_Work order_.
Reprint every line of the data, keeping each character intact.

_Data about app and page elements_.
Segment Open
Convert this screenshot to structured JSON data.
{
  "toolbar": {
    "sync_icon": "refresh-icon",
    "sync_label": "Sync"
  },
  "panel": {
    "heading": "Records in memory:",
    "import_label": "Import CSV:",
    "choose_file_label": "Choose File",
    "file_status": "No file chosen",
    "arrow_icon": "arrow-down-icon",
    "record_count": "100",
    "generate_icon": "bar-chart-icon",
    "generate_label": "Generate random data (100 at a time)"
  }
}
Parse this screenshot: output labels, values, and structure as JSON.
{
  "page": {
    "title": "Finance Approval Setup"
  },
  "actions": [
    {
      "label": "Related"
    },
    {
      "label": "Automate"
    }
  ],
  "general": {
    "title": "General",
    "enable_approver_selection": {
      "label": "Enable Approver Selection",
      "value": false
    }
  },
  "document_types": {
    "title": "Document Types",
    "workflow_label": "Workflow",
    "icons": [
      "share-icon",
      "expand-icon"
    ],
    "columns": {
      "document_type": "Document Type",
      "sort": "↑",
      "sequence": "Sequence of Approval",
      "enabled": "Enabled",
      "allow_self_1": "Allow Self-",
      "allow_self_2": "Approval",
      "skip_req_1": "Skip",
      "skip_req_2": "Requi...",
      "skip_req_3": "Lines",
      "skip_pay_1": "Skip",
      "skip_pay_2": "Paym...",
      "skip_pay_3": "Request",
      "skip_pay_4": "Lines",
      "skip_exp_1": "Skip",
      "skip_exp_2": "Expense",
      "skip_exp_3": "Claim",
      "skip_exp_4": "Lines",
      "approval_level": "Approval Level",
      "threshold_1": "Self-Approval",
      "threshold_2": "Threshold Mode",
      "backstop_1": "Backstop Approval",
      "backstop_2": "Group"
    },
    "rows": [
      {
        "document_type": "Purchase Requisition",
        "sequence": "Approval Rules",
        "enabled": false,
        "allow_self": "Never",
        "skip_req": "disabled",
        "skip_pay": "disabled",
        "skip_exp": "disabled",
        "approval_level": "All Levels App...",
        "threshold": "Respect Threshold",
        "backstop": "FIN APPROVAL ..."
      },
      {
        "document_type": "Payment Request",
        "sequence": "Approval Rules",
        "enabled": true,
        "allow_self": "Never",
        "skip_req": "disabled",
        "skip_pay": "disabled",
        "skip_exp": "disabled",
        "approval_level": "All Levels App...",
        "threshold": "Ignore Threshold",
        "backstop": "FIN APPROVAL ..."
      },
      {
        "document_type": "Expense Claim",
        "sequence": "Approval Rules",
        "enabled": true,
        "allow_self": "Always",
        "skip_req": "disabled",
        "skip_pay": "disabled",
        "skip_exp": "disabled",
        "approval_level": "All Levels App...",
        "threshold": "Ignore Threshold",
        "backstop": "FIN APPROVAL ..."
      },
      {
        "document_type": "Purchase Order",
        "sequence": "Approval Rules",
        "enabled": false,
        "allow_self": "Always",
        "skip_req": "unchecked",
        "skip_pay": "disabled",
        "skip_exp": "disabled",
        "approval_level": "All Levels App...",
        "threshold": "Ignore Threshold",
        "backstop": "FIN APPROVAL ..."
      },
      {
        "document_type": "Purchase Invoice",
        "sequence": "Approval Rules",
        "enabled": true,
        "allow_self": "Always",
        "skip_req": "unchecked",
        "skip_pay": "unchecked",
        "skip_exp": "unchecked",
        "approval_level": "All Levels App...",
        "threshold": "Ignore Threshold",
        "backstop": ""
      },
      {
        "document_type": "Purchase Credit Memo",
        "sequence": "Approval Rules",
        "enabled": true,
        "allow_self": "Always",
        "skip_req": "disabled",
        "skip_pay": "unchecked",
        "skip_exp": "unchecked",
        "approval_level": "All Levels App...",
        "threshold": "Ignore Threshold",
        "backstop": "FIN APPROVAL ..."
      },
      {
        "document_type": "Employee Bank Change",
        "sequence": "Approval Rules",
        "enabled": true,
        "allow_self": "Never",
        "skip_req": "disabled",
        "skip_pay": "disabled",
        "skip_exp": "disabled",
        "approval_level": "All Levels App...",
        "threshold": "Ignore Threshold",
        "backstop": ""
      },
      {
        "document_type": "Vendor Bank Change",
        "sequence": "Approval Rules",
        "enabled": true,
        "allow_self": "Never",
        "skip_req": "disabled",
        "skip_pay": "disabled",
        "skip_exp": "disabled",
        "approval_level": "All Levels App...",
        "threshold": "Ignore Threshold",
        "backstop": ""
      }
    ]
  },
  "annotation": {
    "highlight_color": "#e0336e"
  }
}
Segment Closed
_Problem solution_.
Convert this screenshot to structured JSON data.
{
  "toolbar": {
    "sync_icon": "refresh-icon",
    "sync_label": "Sync"
  },
  "panel": {
    "heading": "Records in memory:",
    "import_label": "Import CSV:",
    "choose_file_label": "Choose File",
    "file_status": "No file chosen",
    "arrow_icon": "arrow-down-icon",
    "record_count": "100",
    "generate_icon": "bar-chart-icon",
    "generate_label": "Generate random data (100 at a time)"
  }
}
Parse this screenshot: output labels, values, and structure as JSON.
{
  "page": {
    "title": "Finance Approval Setup"
  },
  "actions": [
    {
      "label": "Related"
    },
    {
      "label": "Automate"
    }
  ],
  "general": {
    "title": "General",
    "enable_approver_selection": {
      "label": "Enable Approver Selection",
      "value": false
    }
  },
  "document_types": {
    "title": "Document Types",
    "workflow_label": "Workflow",
    "icons": [
      "share-icon",
      "expand-icon"
    ],
    "columns": {
      "document_type": "Document Type",
      "sort": "↑",
      "sequence": "Sequence of Approval",
      "enabled": "Enabled",
      "allow_self_1": "Allow Self-",
      "allow_self_2": "Approval",
      "skip_req_1": "Skip",
      "skip_req_2": "Requi...",
      "skip_req_3": "Lines",
      "skip_pay_1": "Skip",
      "skip_pay_2": "Paym...",
      "skip_pay_3": "Request",
      "skip_pay_4": "Lines",
      "skip_exp_1": "Skip",
      "skip_exp_2": "Expense",
      "skip_exp_3": "Claim",
      "skip_exp_4": "Lines",
      "approval_level": "Approval Level",
      "threshold_1": "Self-Approval",
      "threshold_2": "Threshold Mode",
      "backstop_1": "Backstop Approval",
      "backstop_2": "Group"
    },
    "rows": [
      {
        "document_type": "Purchase Requisition",
        "sequence": "Approval Rules",
        "enabled": false,
        "allow_self": "Never",
        "skip_req": "disabled",
        "skip_pay": "disabled",
        "skip_exp": "disabled",
        "approval_level": "All Levels App...",
        "threshold": "Respect Threshold",
        "backstop": "FIN APPROVAL ..."
      },
      {
        "document_type": "Payment Request",
        "sequence": "Approval Rules",
        "enabled": true,
        "allow_self": "Never",
        "skip_req": "disabled",
        "skip_pay": "disabled",
        "skip_exp": "disabled",
        "approval_level": "All Levels App...",
        "threshold": "Ignore Threshold",
        "backstop": "FIN APPROVAL ..."
      },
      {
        "document_type": "Expense Claim",
        "sequence": "Approval Rules",
        "enabled": true,
        "allow_self": "Always",
        "skip_req": "disabled",
        "skip_pay": "disabled",
        "skip_exp": "disabled",
        "approval_level": "All Levels App...",
        "threshold": "Ignore Threshold",
        "backstop": "FIN APPROVAL ..."
      },
      {
        "document_type": "Purchase Order",
        "sequence": "Approval Rules",
        "enabled": false,
        "allow_self": "Always",
        "skip_req": "unchecked",
        "skip_pay": "disabled",
        "skip_exp": "disabled",
        "approval_level": "All Levels App...",
        "threshold": "Ignore Threshold",
        "backstop": "FIN APPROVAL ..."
      },
      {
        "document_type": "Purchase Invoice",
        "sequence": "Approval Rules",
        "enabled": true,
        "allow_self": "Always",
        "skip_req": "unchecked",
        "skip_pay": "unchecked",
        "skip_exp": "unchecked",
        "approval_level": "All Levels App...",
        "threshold": "Ignore Threshold",
        "backstop": ""
      },
      {
        "document_type": "Purchase Credit Memo",
        "sequence": "Approval Rules",
        "enabled": true,
        "allow_self": "Always",
        "skip_req": "disabled",
        "skip_pay": "unchecked",
        "skip_exp": "unchecked",
        "approval_level": "All Levels App...",
        "threshold": "Ignore Threshold",
        "backstop": "FIN APPROVAL ..."
      },
      {
        "document_type": "Employee Bank Change",
        "sequence": "Approval Rules",
        "enabled": true,
        "allow_self": "Never",
        "skip_req": "disabled",
        "skip_pay": "disabled",
        "skip_exp": "disabled",
        "approval_level": "All Levels App...",
        "threshold": "Ignore Threshold",
        "backstop": ""
      },
      {
        "document_type": "Vendor Bank Change",
        "sequence": "Approval Rules",
        "enabled": true,
        "allow_self": "Never",
        "skip_req": "disabled",
        "skip_pay": "disabled",
        "skip_exp": "disabled",
        "approval_level": "All Levels App...",
        "threshold": "Ignore Threshold",
        "backstop": ""
      }
    ]
  },
  "annotation": {
    "highlight_color": "#e0336e"
  }
}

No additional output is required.